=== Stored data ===
+--

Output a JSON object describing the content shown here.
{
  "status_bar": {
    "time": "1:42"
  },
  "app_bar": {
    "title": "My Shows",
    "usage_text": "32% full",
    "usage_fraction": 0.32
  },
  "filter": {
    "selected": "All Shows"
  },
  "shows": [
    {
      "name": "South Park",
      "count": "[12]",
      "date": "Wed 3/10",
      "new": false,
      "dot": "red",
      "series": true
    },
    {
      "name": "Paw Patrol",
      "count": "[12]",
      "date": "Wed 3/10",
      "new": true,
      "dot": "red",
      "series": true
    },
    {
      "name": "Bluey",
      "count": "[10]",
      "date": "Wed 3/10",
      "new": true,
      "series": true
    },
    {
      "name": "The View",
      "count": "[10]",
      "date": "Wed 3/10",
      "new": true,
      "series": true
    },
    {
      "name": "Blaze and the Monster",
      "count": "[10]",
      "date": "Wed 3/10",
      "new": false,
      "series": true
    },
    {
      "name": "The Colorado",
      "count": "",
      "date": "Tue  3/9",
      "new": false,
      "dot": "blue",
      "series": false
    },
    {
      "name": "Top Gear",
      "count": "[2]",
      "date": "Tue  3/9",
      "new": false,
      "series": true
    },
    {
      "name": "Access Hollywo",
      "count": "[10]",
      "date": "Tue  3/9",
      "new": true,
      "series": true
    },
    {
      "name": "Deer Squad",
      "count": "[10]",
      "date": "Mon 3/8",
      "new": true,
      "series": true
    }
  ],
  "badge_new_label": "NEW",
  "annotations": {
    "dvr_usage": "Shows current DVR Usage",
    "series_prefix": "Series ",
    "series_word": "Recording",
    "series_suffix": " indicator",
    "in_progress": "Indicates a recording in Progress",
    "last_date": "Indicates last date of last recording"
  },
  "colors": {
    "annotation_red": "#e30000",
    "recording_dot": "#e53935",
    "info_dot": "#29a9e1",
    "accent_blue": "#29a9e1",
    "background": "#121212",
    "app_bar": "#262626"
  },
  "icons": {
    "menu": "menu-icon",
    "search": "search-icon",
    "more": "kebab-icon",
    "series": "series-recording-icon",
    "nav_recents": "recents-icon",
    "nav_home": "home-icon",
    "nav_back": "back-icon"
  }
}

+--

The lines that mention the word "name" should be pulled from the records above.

      "name": "South Park",
      "name": "Paw Patrol",
      "name": "Bluey",
      "name": "The View",
      "name": "Blaze and the Monster",
      "name": "The Colorado",
      "name": "Top Gear",
      "name": "Access Hollywo",
      "name": "Deer Squad",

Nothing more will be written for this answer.